Live by the sword, die by the sword, live by the sword again.
If you want to gaze into the dark heart of modern consumer culture, look no further than the App Store for iPhone. It’s full of worthless tat designed to rob the unwary or ignorant of their cash (the Android Market focuses on stealing your personal information), and equally full of unwary and ignorant punters. One good example is ‘CIA Phone Tracker’, where the user reviews section is full of people complaining that it’s rubbish and they should have read the reviews before purchasing. Caveat emptor! Look at the page for Infinity Blade and you can read the following gem: “I was expecting Epic Citadel (a technology demo showcasing the graphics engine behind Infinity Blade) with bells and whistles. That’s not what this is. There is no free roam, walk around, explore RPG” (sic).
Somewhere around the launch of the PSP, we lost sight of what a good handheld game should be like. They should be easy to pick up and play, but equally easy to put down when the train ride is over or you’re pushing the limits of how long one should spend on the toilet. Infinity Blade is not Epic Citadel with bells and whistles: it’s not about free roaming or exploration, perhaps surprising since the last game developed by Chair was the sprawling Shadow Complex. In fact, the reason why it works so well is because it strips out the exploration and all that entails: you don’t need to remember where you were in the world, your mission objective, your side quests, the inventory you’re trying to manage, when to take the lasagne out of the oven or ten thousand other micro-management tasks.
For all its modern polish, Infinity Blade has much in common with arcade beat-em-ups of yore: you march along a linear gauntlet of moronic foes with attack patterns you can see coming before they’ve even thought of them, beating them to a lumpy paste and collecting the odd health potion/ freshly roasted meat joint along the way. You’ll engage in a series one-on-one melee encounters where you must swipe, stab and poke the screen for all your worth to slash your sword and parry the enemy’s strikes. Although your repertoire is limited, your moves feel very fluid and a perfect match for the iPhone where horrible virtual button overlays have tried and failed. Within minutes of picking up the game you’re fighting like a master swordsman, learning when to dodge and when to cower behind your shield. The key is to wait for an opening in your enemy’s defence, then swipe the screen like you’re scrolling the world’s longest address book in search of Zebedee Zip.
In a nod to what we expect from modern games these days (endless numbers increasing for each arbitrary task you fulfil), each fight earns you skill points that can be invested in improving damage inflicted, stamina and defence or your magic abilities. Weapons can be mastered over time, earning bonus skill points. Although your only real movement is in tapping from one battle to the next, you are invited to explore the stunning environments by panning the camera around in search of hidden bags of gold and treasure chests.
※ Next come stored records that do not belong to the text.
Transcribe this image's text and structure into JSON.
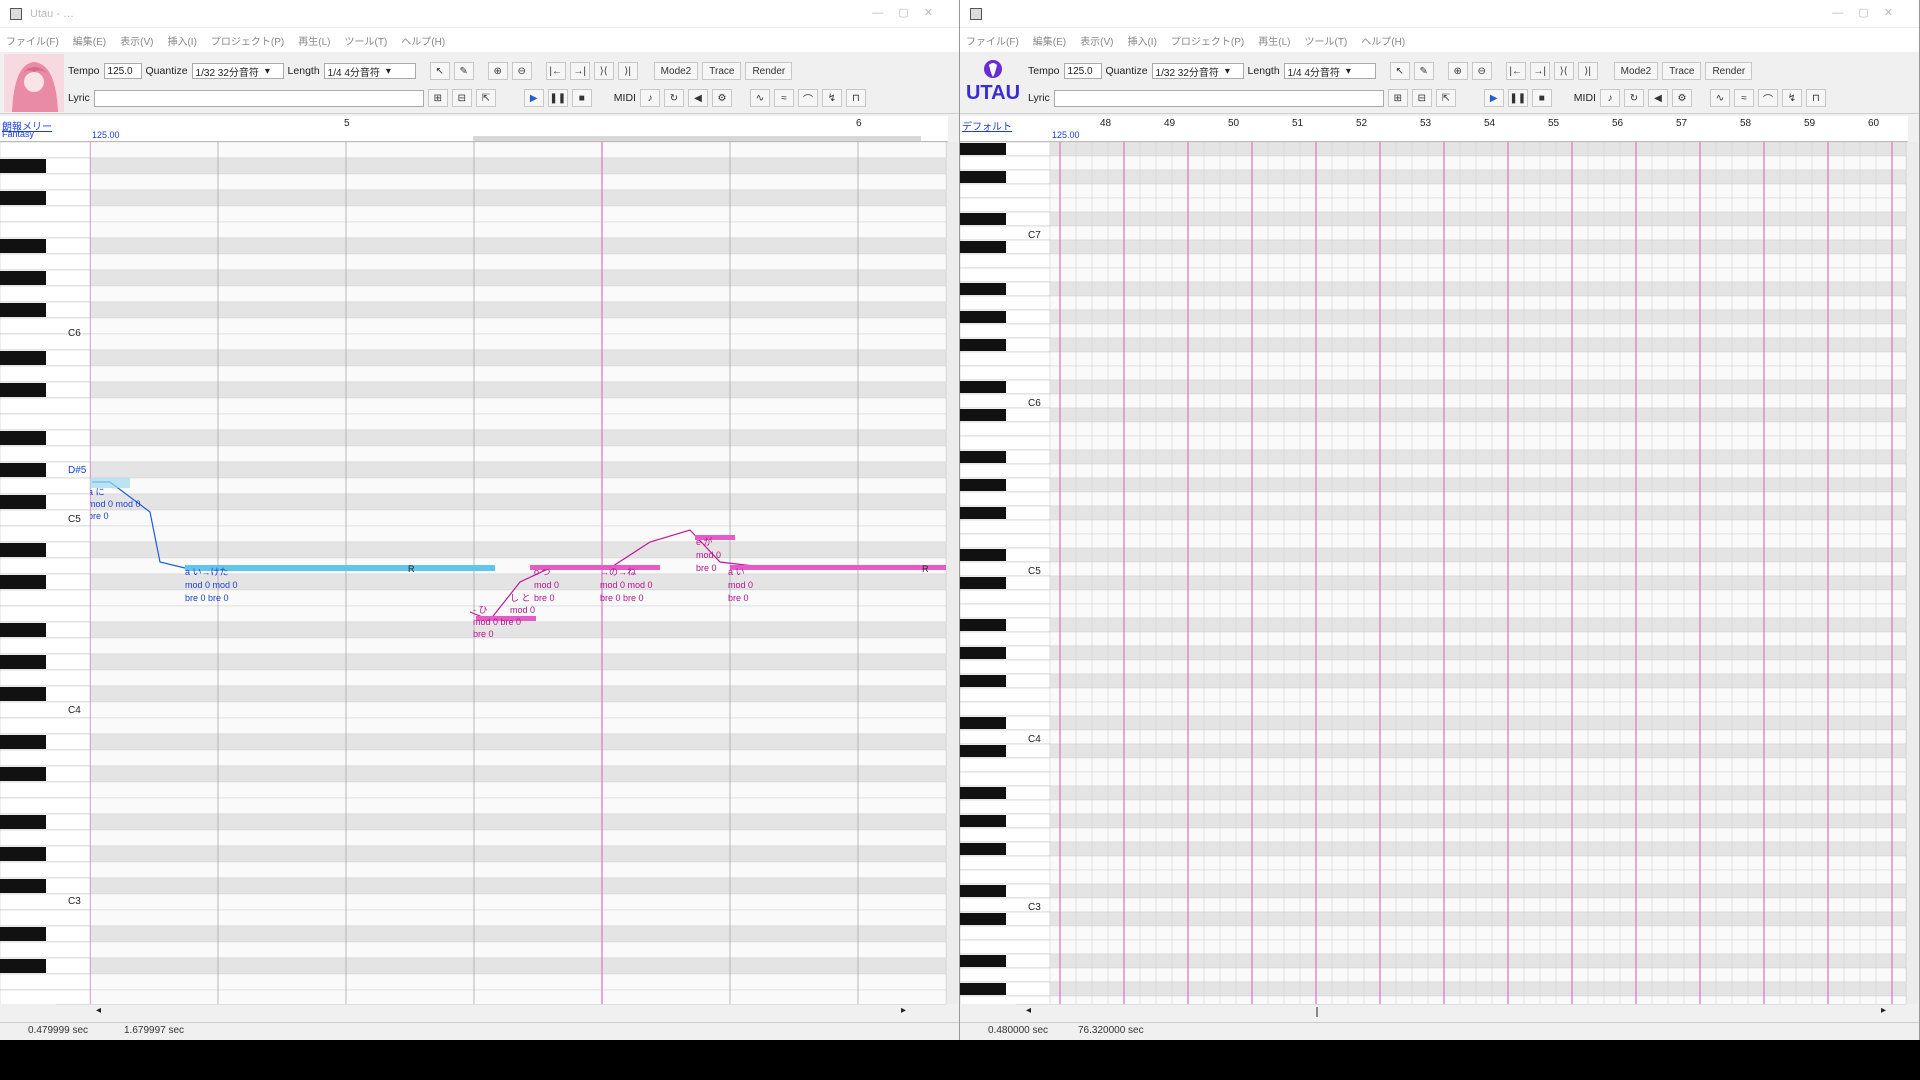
{
  "left": {
    "title": "Utau - …",
    "menu": [
      "ファイル(F)",
      "編集(E)",
      "表示(V)",
      "挿入(I)",
      "プロジェクト(P)",
      "再生(L)",
      "ツール(T)",
      "ヘルプ(H)"
    ],
    "tempo_label": "Tempo",
    "tempo": "125.0",
    "quantize_label": "Quantize",
    "quantize": "1/32 32分音符",
    "length_label": "Length",
    "length": "1/4 4分音符",
    "lyric_label": "Lyric",
    "mode2": "Mode2",
    "trace": "Trace",
    "render": "Render",
    "midi": "MIDI",
    "track_name": "朗報メリー",
    "track_sub": "Fantasy",
    "tempo_marker": "125.00",
    "measures": [
      "5",
      "6"
    ],
    "keys": [
      "C6",
      "D#5",
      "C5",
      "C4",
      "C3"
    ],
    "notes": [
      {
        "lyric": "a に",
        "mods": "mod 0 mod 0",
        "bre": "bre 0"
      },
      {
        "lyric": "a い→けた",
        "mods": "mod 0 mod 0",
        "bre": "bre 0 bre 0"
      },
      {
        "lyric": "R"
      },
      {
        "lyric": "- ひ",
        "mods": "mod 0 bre 0",
        "bre": "bre 0"
      },
      {
        "lyric": "し と",
        "mods": "mod 0",
        "bre": ""
      },
      {
        "lyric": "o つ",
        "mods": "mod 0",
        "bre": "bre 0"
      },
      {
        "lyric": "→の→ね",
        "mods": "mod 0 mod 0",
        "bre": "bre 0 bre 0"
      },
      {
        "lyric": "e が",
        "mods": "mod 0",
        "bre": "bre 0"
      },
      {
        "lyric": "a い",
        "mods": "mod 0",
        "bre": "bre 0"
      },
      {
        "lyric": "R"
      }
    ],
    "status_left": "0.479999 sec",
    "status_right": "1.679997 sec"
  },
  "right": {
    "title": "",
    "menu": [
      "ファイル(F)",
      "編集(E)",
      "表示(V)",
      "挿入(I)",
      "プロジェクト(P)",
      "再生(L)",
      "ツール(T)",
      "ヘルプ(H)"
    ],
    "logo": "UTAU",
    "tempo_label": "Tempo",
    "tempo": "125.0",
    "quantize_label": "Quantize",
    "quantize": "1/32 32分音符",
    "length_label": "Length",
    "length": "1/4 4分音符",
    "lyric_label": "Lyric",
    "mode2": "Mode2",
    "trace": "Trace",
    "render": "Render",
    "midi": "MIDI",
    "track_name": "デフォルト",
    "tempo_marker": "125.00",
    "measures": [
      "48",
      "49",
      "50",
      "51",
      "52",
      "53",
      "54",
      "55",
      "56",
      "57",
      "58",
      "59",
      "60"
    ],
    "keys": [
      "C7",
      "C6",
      "C5",
      "C4",
      "C3"
    ],
    "status_left": "0.480000 sec",
    "status_right": "76.320000 sec"
  }
}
Given how unremittingly awful the controls on most touchscreen games can be (whether on a phone or the DS) it’s a relief to have control taken away for once, to be honest.
It’s only when you slay several fiends and reach the master of the castle, the imaginatively named ‘God-King’, that Infinity Blade reveals its twist: he kills you. Twenty years later your bloodline successor returns to avenge his father’s death; ignorant of basic genetics, he inherits his predecessor’s experience and weapons. Your goal is to beef up your characters’ DNA until you’re strong enough to take down the God-King and end the cycle of death and rebirth. Based on the kicking I received the first few times I took on the God-King, this may take a while.
Infinity Blade is one of the most repetitive games I’ve ever played- and I’ve just spent two months playing World of Warcraft. Every fight can be beaten with the same broad tactics, although enemies become faster and stronger as you progress. Your route through the castle is much the same on each run through and there are few secrets to find besides the odd chest. Once you get over the incredible visuals- and that’ll take a while, since it’s as good looking as some early Xbox 360 games- you’re left with a linear experience.
Luckily we’re not talking about an Xbox 360 game. This is on a mobile phone! It succeeds because it’s so fun and rewarding to play in short bursts. It doesn’t matter terribly that it’s a samey experience because it’s not designed to be played in eight-hour marathon sessions, and to do so would certainly diminish your enjoyment. Ten minutes of Infinity Blade will have you killing guards and trolls, making a little progress on mastering your equipment and then putting the phone down and getting on with your life. That’s what phones are for, after all: they’re tools to make our life a little easier and help us stay in touch with our friends, not media hubs or omnipotent entertainment centres. With that in mind, Infinity Blade is the perfect way to waste little fragments of your free time and keeps serious gaming on your TV where it belongs.